Campus News

Two epidemiology grads reflect on how UB training helped them excel

By DAVID J. HILL

Published February 5, 2019

This spring, the Department of Epidemiology and Environmental Health in the School of Public Health and Health Professions will celebrate the 100th anniversary of its founding in 1919 as the Department of Hygiene and Public Health.

Over the course of the past century, the department has trained a wealth of future epidemiologists who’ve gone on to excel in their careers. Here’s a look at two trainees who rose to the top of two of the nation’s most prominent organizations dedicated to epidemiologic research.

Portrait of Pauline Mendola.

Pauline Mendola

Pauline Mendola started out as a clerk in what is now the Department of Epidemiology and Environmental Health. From there, she became a part-time student, then earned her PhD and eventually served for a time as a faculty member in the department.

In the fall, Mendola wrapped up her tenure as president of the American College of Epidemiology.

Portrait of Enrique Schisterman.

Enrique Schisterman

Enrique Schisterman earned both his master’s in statistics (’95) and PhD in epidemiology (’99) from UB. He’s currently serving as president of the Society of Epidemiologic Research, a term that concludes in June.

For both, the training they received in epidemiology at UB helped chart their career paths as they rose to leadership ranks.

“I always appreciate the healthy start I got at UB,” Mendola recently told UBNow. She received her bachelor’s (’85), master’s (’90) and doctorate (’84) from UB. She credits her UB dissertation chair, Germaine Buck Louis, a UB EEH alumna who is now dean of the College of Health and Human Services at George Mason University, for inspiring her to serve and lead by example. “From my student days, she encouraged me to be active in professional organizations and facilitated my entry into committee work.”
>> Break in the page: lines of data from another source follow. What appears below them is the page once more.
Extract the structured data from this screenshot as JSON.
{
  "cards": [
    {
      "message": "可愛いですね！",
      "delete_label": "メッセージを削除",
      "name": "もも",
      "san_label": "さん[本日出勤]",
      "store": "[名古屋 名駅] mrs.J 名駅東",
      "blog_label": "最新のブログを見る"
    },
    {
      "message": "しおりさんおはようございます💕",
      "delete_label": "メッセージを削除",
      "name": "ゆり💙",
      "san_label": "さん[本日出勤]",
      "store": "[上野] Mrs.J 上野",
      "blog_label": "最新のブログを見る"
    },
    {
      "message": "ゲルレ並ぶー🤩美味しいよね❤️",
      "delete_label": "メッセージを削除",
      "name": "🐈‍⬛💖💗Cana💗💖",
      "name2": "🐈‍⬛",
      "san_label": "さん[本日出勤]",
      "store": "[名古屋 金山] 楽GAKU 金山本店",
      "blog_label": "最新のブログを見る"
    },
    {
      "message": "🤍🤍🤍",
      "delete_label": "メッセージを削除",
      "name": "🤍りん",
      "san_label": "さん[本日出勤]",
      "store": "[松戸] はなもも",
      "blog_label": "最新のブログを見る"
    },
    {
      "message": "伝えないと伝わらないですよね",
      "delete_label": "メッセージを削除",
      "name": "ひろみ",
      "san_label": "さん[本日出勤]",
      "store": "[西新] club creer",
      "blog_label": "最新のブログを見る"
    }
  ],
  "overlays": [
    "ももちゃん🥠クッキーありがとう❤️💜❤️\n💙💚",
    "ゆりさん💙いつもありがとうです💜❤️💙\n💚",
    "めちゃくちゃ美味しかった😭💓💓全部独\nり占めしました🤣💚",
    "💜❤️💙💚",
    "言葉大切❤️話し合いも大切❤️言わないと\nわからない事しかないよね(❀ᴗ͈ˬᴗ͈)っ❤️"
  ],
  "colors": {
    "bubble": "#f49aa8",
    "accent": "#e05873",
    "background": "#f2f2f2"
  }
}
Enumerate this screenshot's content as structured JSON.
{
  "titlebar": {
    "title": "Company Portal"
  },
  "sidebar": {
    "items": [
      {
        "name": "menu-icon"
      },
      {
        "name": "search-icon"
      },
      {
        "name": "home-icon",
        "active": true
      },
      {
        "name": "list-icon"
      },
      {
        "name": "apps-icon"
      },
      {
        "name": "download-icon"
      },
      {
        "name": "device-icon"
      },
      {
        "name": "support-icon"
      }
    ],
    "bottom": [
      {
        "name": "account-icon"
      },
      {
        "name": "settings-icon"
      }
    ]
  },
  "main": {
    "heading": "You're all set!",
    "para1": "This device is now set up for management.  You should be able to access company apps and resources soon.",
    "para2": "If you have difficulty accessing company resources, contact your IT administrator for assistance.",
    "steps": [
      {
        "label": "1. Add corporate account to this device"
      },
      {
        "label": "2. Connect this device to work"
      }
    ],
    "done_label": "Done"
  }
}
Louis also encouraged Mendola to submit her dissertation work for society student prize papers, which gave Mendola an additional entry point into professional organization recognition. “I learned the importance and value of giving back to our profession at UB,” she said.

Louis urged Mendola to run for treasurer of the Society for Pediatric and Perinatal Epidemiologic Research (SPER) when she was a junior faculty member at UB. Louis, Mendola and Schisterman are all past presidents of SPER.

Mendola said it was “a great honor” to serve a three-year term (president-elect, president and past president) on the Executive Committee of the American College of Epidemiology, an organization of which Mendola has been a member since 1994. “Being engaged so closely in the function and mission of the organization — it is exciting to lead and try to leave the organization a bit healthier than when you arrive,” she said.

Mendola has served as an investigator at NIH in the Eunice Kennedy Shriver National Institute of Child Health and Human Development in Rockville, Maryland, since 2011. Before that, she was a branch chief for the Centers for Disease Control and Prevention’s Infant, Child and Women’s Health Statistics Branch in Hyattsville, Maryland.

Her research focuses on the impact of maternal chronic disease on pregnancy, with a focus on asthma and the immunology of pregnancy.

Schisterman also credited his epidemiology training at UB for helping him get to where he is today as senior investigator and chief of the epidemiology branch at the Eunice Kennedy Shriver National Institute of Child Health and Human Development, where he’s been since 2002.

“My experience at UB was a very formative part of my career and has introduced me to lifelong collaborators,” he said. “UB has allowed me to truly harness my passion for epidemiologic research. I am unsure if I would have followed the path I am on if it were not for the experiences I had while at Buffalo.”

As president of the Society for Epidemiologic Research (SER), Schisterman, who was born in Bueno Aires, Argentina, has developed several new initiatives, including a podcast, “Epidemiology Counts,” which was to air its first episode at the end of January, and a program aimed at increasing diversity in SER.

“It is a privilege to be elected to serve in this role and help shape the future of this society,” Schisterman said.

Extra credit

Here’s what Mendola and Schisterman each had to say when asked what advice they’d give to young epidemiologists.

Mendola: “Get involved! There are lots of great opportunities to meet people in the field when you engage with your professional organizations. Most now have student and junior faculty special sections as well.”

Schisterman: “Remember the purpose of your research, what is it trying to understand and how that understanding can help future practices. Always remember the big picture. Always get involved. At SER there are many networking opportunities and every person you network with can be a potential resource for collaboration in the future. My work has undoubtedly benefited from making connections with people from different disciplines and with differing perspectives. It has allowed me to think about my own research in a new and more dimensional light.”

Fun fact: The epidemiology department at UB has undergone three name changes since its original one. Here’s a look at the department’s history by name:

1919-46: Hygiene and Public Health

1946-67: Preventive Medicine and Public Health

1967-2014: Social and Preventive Medicine

2014-present: Epidemiology and Environmental Health